The state of biodiversity has been decreased worldwide, and the Finnish Wildlife Service organization Metsähallitus will contribute to solving the challenge. With support from the Nordic Council of Ministers, they will restore the entire watershed area around the Mätäsoja Stream in Finland.
“The establishment of protected areas alone is not enough, and in order to halt the loss of biodiversity, we need to be more ambitious in restoring nature,” says Antti Karppinen, leader of the Mätäsoja Stream and Watershed restoration project in Finland. It is Metsähallitus Wildlife Service Finland that is leading the project, that aims to promoting the region’s biodiversity and also mitigating climate change by removing carbon from the atmosphere and storing it in restored peatlands.
Restoration work covering the entire watershed area of the stream in Finland has not been carried out much before. New information on the effects of nature-based solutions (peatland and stream restorations) during the project will be obtained through co-operation between Metsähallitus and the University of Oulu. I addition, the project will improve the network of protected areas as the areas to be restored would become part of the regional-ecological network. The project will also develop the sustainable managements of forestry land, as restoration will promote the natural values and the same time utilize ecological renewable energy for industrial needs. The project activities will achieve locally important ecosystem service benefits and improve opportunities for recreational use of the area’s nature.

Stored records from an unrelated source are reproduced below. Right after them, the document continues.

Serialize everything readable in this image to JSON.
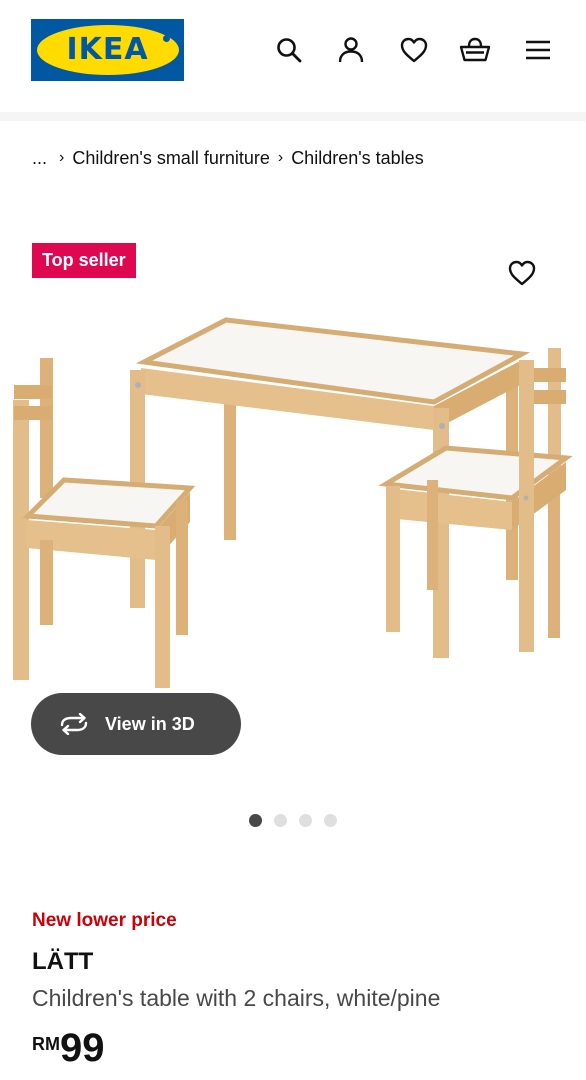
{
  "header": {
    "logo_text": "IKEA",
    "icons": [
      "search-icon",
      "account-icon",
      "heart-icon",
      "basket-icon",
      "menu-icon"
    ],
    "brand_blue": "#0058a3",
    "brand_yellow": "#ffdb00"
  },
  "breadcrumb": {
    "ellipsis": "...",
    "separator": "›",
    "items": [
      "Children's small furniture",
      "Children's tables"
    ]
  },
  "product": {
    "badge": "Top seller",
    "badge_color": "#e00751",
    "image_icon": "favourite-heart-icon",
    "view3d_label": "View in 3D",
    "carousel_pages": 4,
    "carousel_active": 1,
    "price_note": "New lower price",
    "price_note_color": "#cc0008",
    "name": "LÄTT",
    "description": "Children's table with 2 chairs, white/pine",
    "currency": "RM",
    "price": "99"
  }
}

The project started earlier this year and will run until the end of 2024. The funding from the Nordic council of Ministers is DKK 499.000.